In the middle of the neighbouring Piazza della Scala stands Magni's monument of Leonardo da Vinci (1872).
Opposite is the celebrated Teatro della Scala, built in 1778 on the site of a church founded by Beatrice della Scala, wife of Bernabo Visconti.
In 1258 it fell into the hands of Eccelino of Verona, and belonged to the Scaligers (della Scala) until 1421, when it came under the Visconti of Milan, and in 1426 under Venice.
Scala, Die Studien des Polybios (Stuttgart, 1890); J.
The Scala Coeli of Joh.
Another Jacopo led the Paduans in 1312 against Cangrande della Scala, lord of Verona, and though taken prisoner managed to negotiate a peace in 1318.
Cangrande died in 1319, being succeeded by his nephew Martino, and Marsiglio soon began to meditate treachery; he negotiated with the Venetians in 1336, and in the following year he secretly introduced Venetian troops into Padua, arrested Alberto della Scala, Martino's brother, then in charge of the town, and thus regained the lordship.
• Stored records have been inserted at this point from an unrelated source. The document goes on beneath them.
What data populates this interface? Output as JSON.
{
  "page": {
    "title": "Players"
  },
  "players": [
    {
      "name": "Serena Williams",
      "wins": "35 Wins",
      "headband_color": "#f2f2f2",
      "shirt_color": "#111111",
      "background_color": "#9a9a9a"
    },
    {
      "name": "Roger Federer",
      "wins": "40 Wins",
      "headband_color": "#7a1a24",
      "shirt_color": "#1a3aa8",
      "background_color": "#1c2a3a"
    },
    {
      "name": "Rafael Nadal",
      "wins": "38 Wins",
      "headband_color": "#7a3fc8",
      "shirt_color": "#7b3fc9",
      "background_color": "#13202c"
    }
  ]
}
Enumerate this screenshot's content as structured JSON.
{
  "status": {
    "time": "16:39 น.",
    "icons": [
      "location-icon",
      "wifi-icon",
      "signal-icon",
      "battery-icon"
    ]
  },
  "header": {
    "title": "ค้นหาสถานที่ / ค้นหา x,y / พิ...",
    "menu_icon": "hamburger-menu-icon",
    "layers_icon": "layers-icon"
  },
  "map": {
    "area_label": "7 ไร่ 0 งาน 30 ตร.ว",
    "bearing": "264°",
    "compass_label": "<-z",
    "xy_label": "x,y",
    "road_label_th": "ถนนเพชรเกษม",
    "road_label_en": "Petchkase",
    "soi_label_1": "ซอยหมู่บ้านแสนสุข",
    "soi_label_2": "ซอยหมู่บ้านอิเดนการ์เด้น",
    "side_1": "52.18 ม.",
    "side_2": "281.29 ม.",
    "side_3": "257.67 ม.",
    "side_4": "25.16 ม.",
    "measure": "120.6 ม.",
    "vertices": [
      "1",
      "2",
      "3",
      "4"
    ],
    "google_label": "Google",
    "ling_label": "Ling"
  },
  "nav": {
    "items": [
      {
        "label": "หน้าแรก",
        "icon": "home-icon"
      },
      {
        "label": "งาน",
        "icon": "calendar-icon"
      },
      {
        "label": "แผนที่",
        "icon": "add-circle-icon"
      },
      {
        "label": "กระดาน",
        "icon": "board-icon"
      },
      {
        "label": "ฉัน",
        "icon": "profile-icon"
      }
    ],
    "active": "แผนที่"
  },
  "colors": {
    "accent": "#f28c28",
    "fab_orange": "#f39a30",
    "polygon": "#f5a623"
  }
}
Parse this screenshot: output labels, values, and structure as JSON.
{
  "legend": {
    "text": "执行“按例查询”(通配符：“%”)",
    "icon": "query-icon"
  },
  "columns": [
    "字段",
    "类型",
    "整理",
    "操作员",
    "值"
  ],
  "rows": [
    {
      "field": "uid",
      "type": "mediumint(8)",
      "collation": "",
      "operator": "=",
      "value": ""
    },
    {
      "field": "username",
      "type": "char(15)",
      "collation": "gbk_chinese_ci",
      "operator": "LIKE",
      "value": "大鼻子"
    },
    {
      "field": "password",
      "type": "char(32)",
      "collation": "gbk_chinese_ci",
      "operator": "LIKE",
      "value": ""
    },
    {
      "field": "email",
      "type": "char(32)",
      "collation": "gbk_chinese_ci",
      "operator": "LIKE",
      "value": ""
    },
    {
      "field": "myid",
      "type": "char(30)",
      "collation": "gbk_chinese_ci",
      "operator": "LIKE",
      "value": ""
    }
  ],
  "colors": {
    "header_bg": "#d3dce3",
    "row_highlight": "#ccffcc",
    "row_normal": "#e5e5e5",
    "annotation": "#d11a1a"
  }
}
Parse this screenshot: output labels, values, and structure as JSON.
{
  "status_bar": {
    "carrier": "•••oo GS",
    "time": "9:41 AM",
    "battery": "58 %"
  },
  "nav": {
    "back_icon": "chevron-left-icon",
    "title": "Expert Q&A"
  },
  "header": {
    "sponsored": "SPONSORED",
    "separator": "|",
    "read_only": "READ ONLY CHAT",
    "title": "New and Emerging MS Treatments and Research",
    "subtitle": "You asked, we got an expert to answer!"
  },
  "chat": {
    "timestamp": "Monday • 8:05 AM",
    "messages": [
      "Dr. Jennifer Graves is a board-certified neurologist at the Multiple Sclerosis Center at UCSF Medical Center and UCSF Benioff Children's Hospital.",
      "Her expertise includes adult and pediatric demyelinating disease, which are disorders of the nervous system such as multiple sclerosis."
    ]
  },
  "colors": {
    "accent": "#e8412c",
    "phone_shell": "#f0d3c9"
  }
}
He died in 1338, and was succeeded by his relative Ubertino, a typical medieval tyrant, who earned an unenviable notoriety for his murders and acts of treachery, but was also a patron of the arts; he built the Palazzo dei Principi, the castle of Este, constructed a number of roads and canals, and protected commerce.
In 1378 he joined the league against Venice formed by Genoa, Hungary and the Scala, and took part in the siege of Chioggia.
In 1385 the Venetians set the Scala against Carrara, who thereupon allied himself with the treacherous Gian Galeazzo Visconti.
The Scala were expelled from Verona, but Carrara and Visconti quarrelled over the division of the spoils.
Carrara then allied himself with Guglielmo Scala, seized Verona, and tried to capture Vicenza.
Occupied by the troops of Louis of Bavaria, sold to a rich Genoese Gherardino Spinola, seized by John, king of Bohemia, pawned to the Rossi of Parma, by them ceded to Martino della Scala of Verona, sold to the Florentines, surrendered to the Pisans, nominally liberated by the emperor Charles IV.
The author professes to point out five hundred lies in the Epistola de vetustate of Scaliger, but the main argument of the book is to show the falsity of his pretensions to be of the family of La Scala, and of the narrative of his father's early life.
Scaliger undoubtedly shows that Scioppius committed more blunders than he corrected, that his book literally bristles with pure lies and baseless calumnies; but he does not succeed in adducing a single proof either of his father's descent from the La Scala family, or of any single event narrated by Julius as happening to himself or any member of this family prior to his arrival at Agen.